*** Begin section ***

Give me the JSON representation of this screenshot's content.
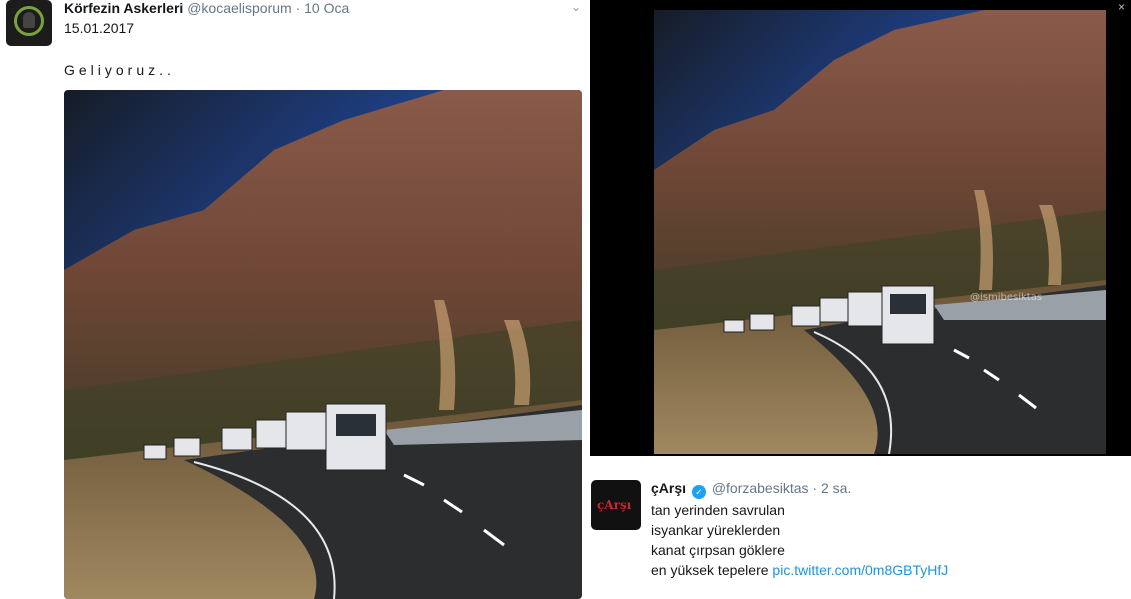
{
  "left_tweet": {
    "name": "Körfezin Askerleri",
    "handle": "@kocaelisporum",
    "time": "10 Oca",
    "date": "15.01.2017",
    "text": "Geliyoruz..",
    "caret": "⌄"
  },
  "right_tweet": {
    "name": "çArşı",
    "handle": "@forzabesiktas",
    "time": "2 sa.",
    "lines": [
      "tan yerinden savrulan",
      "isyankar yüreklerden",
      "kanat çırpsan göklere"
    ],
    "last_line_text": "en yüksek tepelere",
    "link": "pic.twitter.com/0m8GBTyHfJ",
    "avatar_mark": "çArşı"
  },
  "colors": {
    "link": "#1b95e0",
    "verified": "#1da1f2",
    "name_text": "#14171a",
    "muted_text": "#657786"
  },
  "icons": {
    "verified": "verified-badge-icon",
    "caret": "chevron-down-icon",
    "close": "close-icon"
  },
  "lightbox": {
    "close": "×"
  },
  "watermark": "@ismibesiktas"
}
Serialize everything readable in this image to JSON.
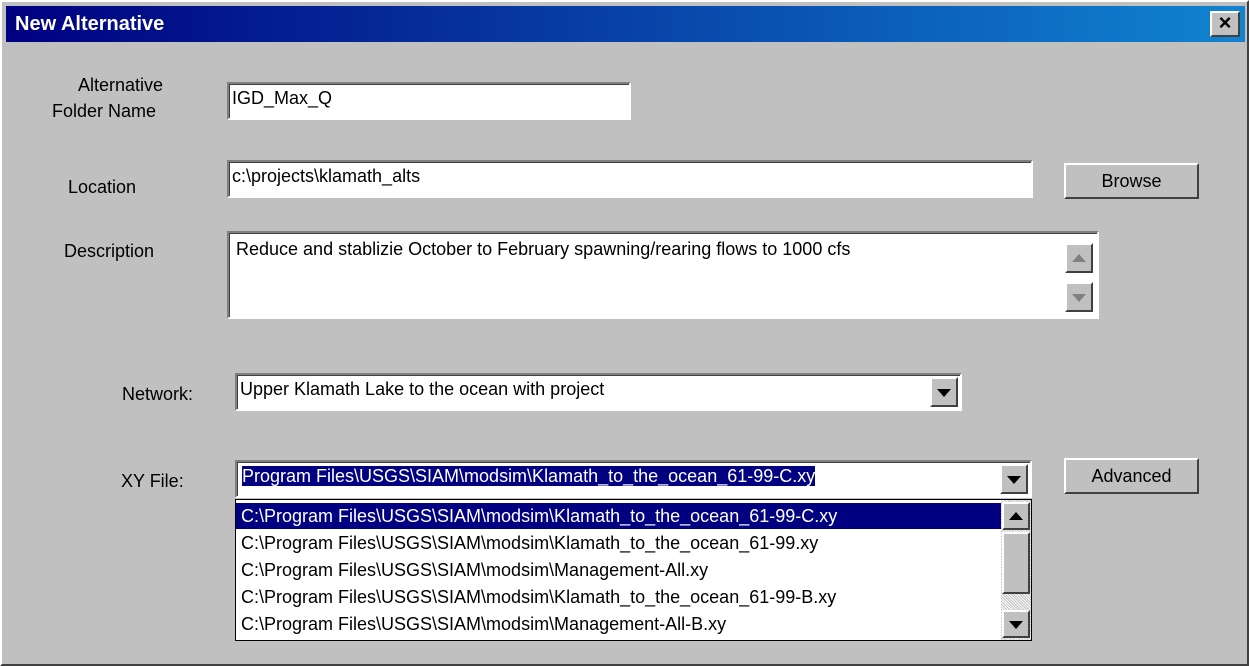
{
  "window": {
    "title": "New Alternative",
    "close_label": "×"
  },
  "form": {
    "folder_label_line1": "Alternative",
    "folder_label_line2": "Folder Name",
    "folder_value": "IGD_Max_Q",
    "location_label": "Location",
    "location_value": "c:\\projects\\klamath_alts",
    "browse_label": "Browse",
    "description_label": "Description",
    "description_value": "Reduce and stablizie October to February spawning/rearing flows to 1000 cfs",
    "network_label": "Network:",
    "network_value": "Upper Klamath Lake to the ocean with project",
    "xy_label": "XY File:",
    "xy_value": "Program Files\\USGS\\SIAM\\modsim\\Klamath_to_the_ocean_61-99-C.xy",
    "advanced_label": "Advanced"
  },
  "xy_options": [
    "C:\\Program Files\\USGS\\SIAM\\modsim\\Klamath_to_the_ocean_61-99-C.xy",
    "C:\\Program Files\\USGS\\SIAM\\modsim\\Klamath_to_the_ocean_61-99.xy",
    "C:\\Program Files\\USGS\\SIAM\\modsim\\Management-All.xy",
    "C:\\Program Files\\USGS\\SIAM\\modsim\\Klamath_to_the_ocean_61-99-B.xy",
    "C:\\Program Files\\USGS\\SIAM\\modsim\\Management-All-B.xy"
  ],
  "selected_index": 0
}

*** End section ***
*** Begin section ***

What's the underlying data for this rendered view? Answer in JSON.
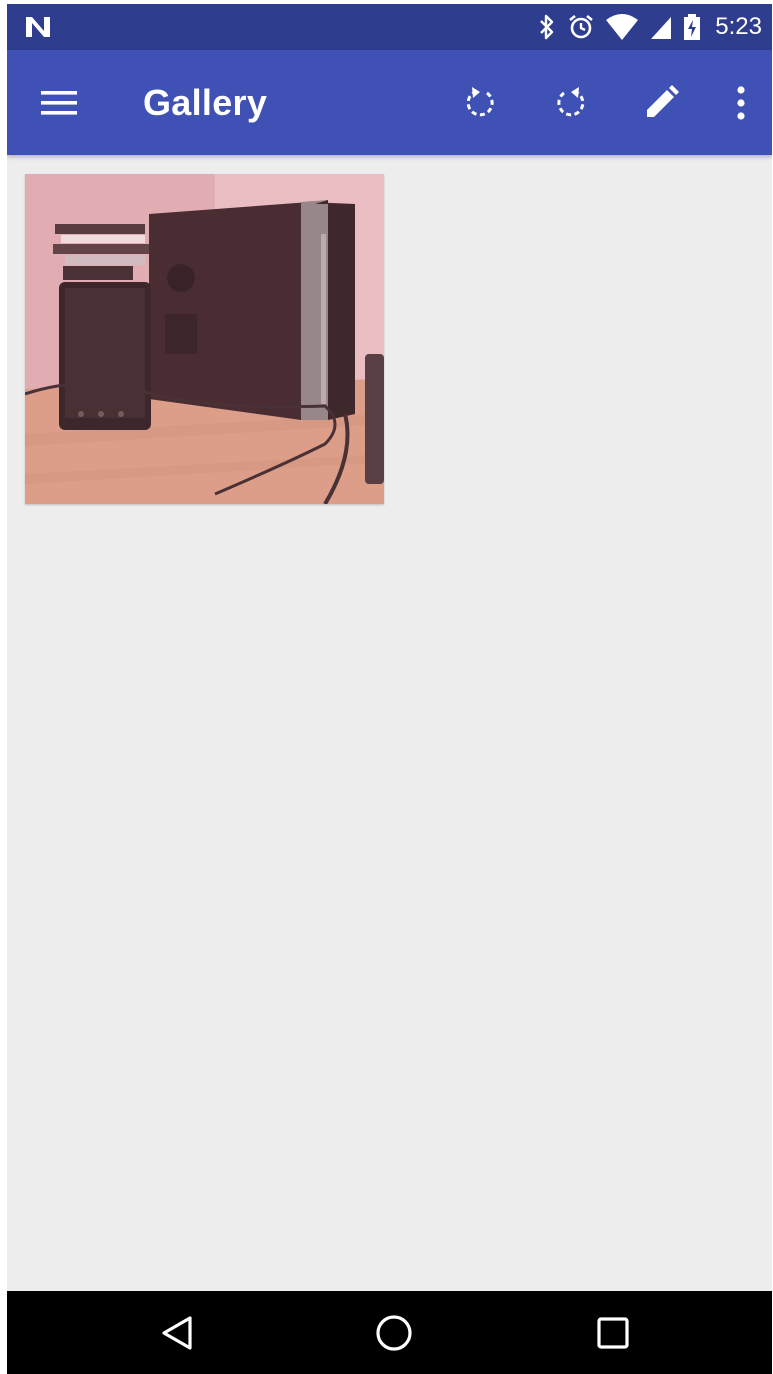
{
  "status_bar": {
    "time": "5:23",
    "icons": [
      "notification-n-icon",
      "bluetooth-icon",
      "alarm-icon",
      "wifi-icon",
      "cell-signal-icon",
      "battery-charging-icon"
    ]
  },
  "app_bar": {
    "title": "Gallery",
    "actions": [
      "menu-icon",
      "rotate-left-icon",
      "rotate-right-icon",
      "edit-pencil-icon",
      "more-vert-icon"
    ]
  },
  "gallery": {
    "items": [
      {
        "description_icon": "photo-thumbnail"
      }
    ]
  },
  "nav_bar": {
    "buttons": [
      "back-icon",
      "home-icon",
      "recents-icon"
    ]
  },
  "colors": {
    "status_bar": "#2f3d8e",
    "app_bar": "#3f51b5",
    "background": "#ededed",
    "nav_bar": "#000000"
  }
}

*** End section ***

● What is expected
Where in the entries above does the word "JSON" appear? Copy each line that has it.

● Answer for the task
Give me the JSON representation of this screenshot's content.
Serialize everything readable in this image to JSON.
What's the underlying data for this rendered view? Answer in JSON.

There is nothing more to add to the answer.